Which leads us to Wattson, the engineer who can lay down electric fences and fortify positions. The pylons stay in place throughout the match, even if the players controlling her got knocked out, much like Octane’s jump pads. In play-testing, the team had a lot of fun watching how one Wattson—or several from different teams—altered the map. The testers concentrated on Skull Town and laid fortifications down everywhere. 

“You come in later in the match and there’s wire lines everywhere it’s it’s like a prison town,” Horn said. “Now you have to approach it differently. It’s like, ‘Where are they? I can’t just rush through all of the buildings because I’m going to get hit by wire lines.”

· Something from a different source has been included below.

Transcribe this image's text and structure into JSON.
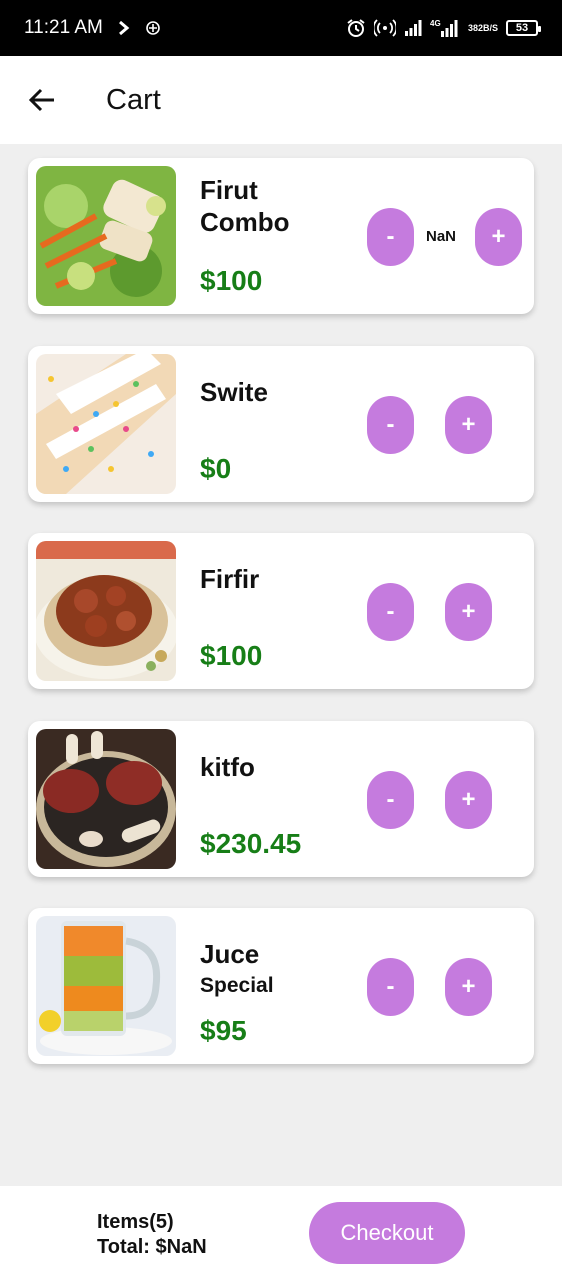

That sort of thing changes how the game flows. Respawn may not be taking a Crooked Towers approach to King’s Canyon, but the heroes themselves will definitely make you change up your tactics and routes.

“Wattson was designed [with us] understanding King’s Canyon,” McCoy said. “The actual canyons themselves? You can create these nice blockages and force people like water out of one exit and then you can mow ‘em down.”

The other big addition to season two is ranked mode. It’ll bring a “pretty aggressive” skill-based matchmaking system to the game, according to Horn, and will try to ensure players of the same ability are consistently thrown into the mix together.

Ranking amateurs

“It’s not just for the high-end Apex Predator-level people to get those high skilled matches, it’s actually for everybody,” Horn said. “It’s for the level 9s, the level 10s. You’ll get those evenly matched, skill intensive, but not skill-impossible matches. I think ranked, even though it implies competitive, will also be healthy for general players learning and improving.”

That’s not to say the regular Apex queue system will disappear. In fact, it’ll stick around as a low-risk way for players to try out different Legends without fear of dropping from, say, Gold to Silver while acclimating to a new Legend’s particular abilities. It’s Horn’s dream feature for the game. He’s always played ranked modes in competitive games, and Hardcore in Diablo. 

“The measure of skill and the growth, and being able to say, ‘I’m better than you’ and the game can prove it? That’s what I yearn for.”

McCoy’s is different: He’d love an in-game replay mode a la PUBG, though he didn’t mention Brendan Greene’s game by name. Such a feature would allow players to capture footage, cut it together into their own hype videos and story trailers without the need for additional game-capture equipment. 

“I’d love to get more user-generated cool stuff out of the game, but technically that is a huge hill to climb.”

That type of functionality requires an intimate knowledge of their heavily modded version of Valve’s Source engine, and McCoy said that could only be accomplished by a scant few in-house engineers.

“That really talented engineer, they could be working on 15 things,” McCoy said. “Which one’s most important? Because no one else can work on those 15 other things.” 

Apex Legends season two starts July 2.